  2. Magic pool, fountain, deck of cards, other source of random good and bad things for the risk takers
  3. Magic gate, goblin door, wardrobe
  4. Secret room
  5. Spell components or lab ingredients
  6. Incriminating evidence against the owner of the house, e.g. of conspiracy, cult membership, etc.
  7. Scroll(s)
  8. Potion(s)
  9. Gem(s)
  10. Coins
  11. Jewelry
  12. Art objects
  13. Papers, deeds, letters of marque
  14. Magic item
  15. Genius Loci who will help the party, dislikes the owner of the house
  16. Spellbook
  17. Other ally (servant, family member, guest, etc. who dislikes the owner or wants a cut)
  18. Memento mori of value
  19. Vault or hoard
  20. Secret escape tunnel or other passage out of the house

Sunday, April 17, 2011

The AD&D 2nd Edition Monstrous Manual that might have been

The AD&D 2nd edition Monstrous Manual is one of the high points of 2nd edition, a fact that has been rightfully championed by noisms both on his blog and at It's nearly a perfect monster book, and it could have been even better.

But what if it had been entirely illustrated by Tony DiTerlizzi? Wishful thinking?

It almost happened.

Over the last couple days, thanks to the work of a colleague, Ari Berk, Central Michigan University has been hosting "Imagining the Fantastic," and Tony is one of the guests. The talks, art, and panel discussions have been fantastic, and Ari really pulled it off with this one. It's a rare opportunity to have artists of such caliber visiting mid-Michigan. It's been especially great because it has been relatively small event. Big for Mt. Pleasant, certainly, and a success on all counts. But still much smaller than the usual conventions you might find these folks at, allowing just about anyone to have real conversations with the guests.

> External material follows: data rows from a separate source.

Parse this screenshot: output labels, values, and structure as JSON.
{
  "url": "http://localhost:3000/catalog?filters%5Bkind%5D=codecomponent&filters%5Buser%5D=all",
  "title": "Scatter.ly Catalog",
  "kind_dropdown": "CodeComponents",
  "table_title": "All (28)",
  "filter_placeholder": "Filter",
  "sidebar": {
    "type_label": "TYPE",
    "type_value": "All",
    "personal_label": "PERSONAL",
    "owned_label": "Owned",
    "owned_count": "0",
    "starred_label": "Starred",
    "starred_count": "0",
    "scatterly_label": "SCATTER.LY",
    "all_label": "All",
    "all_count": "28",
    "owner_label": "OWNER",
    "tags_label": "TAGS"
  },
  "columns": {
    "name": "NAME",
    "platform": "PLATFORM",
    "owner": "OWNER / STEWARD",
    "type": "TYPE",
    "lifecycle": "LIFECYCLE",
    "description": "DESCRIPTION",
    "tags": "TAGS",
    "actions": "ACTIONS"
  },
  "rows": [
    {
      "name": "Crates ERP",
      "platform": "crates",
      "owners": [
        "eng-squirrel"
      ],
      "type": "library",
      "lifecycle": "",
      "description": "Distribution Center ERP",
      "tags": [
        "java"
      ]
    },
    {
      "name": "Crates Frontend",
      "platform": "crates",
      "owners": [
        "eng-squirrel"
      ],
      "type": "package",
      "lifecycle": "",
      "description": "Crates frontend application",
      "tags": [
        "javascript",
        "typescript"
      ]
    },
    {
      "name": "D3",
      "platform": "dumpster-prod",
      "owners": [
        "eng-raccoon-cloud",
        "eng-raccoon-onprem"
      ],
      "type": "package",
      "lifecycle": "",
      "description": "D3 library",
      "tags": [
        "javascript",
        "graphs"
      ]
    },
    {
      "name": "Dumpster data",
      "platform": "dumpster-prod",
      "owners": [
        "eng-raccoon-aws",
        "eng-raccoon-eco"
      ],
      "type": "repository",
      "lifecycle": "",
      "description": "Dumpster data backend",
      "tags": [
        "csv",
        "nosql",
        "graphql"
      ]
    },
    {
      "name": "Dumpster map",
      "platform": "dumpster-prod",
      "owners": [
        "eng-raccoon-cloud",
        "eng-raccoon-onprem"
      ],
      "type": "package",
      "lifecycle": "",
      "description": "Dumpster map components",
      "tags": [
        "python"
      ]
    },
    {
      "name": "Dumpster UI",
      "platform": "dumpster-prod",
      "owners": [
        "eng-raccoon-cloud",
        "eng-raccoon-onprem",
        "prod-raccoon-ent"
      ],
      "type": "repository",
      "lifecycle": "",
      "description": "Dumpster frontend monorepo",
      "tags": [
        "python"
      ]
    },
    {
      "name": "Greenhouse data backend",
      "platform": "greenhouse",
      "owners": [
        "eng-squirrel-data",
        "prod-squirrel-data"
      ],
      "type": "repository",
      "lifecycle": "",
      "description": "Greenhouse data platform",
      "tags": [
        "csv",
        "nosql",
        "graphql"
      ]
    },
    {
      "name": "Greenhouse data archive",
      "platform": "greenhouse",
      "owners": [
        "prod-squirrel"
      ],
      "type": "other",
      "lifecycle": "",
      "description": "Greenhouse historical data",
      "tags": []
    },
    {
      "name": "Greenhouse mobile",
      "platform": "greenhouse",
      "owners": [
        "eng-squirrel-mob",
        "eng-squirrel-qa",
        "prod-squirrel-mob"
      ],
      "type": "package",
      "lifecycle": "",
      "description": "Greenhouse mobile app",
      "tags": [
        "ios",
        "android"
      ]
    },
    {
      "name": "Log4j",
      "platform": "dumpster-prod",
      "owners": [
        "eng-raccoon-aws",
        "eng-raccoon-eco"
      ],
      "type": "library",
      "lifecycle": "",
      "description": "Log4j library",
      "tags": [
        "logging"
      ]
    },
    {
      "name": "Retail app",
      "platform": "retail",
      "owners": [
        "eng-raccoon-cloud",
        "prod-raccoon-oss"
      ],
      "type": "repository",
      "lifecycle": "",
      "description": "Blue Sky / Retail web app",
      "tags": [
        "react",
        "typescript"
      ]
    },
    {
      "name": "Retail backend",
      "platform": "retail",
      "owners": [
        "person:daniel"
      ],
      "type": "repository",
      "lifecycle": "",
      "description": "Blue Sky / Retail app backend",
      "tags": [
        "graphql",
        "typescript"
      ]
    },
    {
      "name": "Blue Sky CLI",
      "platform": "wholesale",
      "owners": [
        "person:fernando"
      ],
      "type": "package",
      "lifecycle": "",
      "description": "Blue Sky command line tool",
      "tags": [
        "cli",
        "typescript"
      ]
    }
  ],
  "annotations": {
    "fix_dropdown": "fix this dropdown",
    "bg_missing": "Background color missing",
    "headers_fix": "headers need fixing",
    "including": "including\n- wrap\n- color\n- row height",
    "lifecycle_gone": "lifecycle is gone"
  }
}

Thanks to this, I had a chance to meet Tony, and he was a friendly, engaging guy who was a pleasure to talk to, and who seemed genuinely pleased when I asked him if he had any favorite illustrations from the Monstrous Manual. He didn't say, but instead told me the story of his involvement with it. After working on Dragon Mountain, his first job with TSR, he was invited to be involved with the Monstrous Manual and asked which creatures or creature types he'd be interested in working on. He'd responded by submitting a variety of things and telling them to let him know what they'd like him to do, based on his samples. And to his surprise, TSR asked him to illustrate the full book.

Unfortunately, at the time, they also wanted it with such a short deadline that he couldn't possibly have done it. Instead, he only was able to do certain creature types, and other artists worked on the rest of the monsters. If you've ever looked at your Monstrous Manual and thought, as I have, "Why isn't this whole book illustrated by DiTerlizzi?", now you know. To TSR's credit, they recognized the genius of asking him to do the whole book. Unfortunately, deadlines and publication schedules got in the way. It's still a fantastic book, but damn, that is a "might have been" for the ages.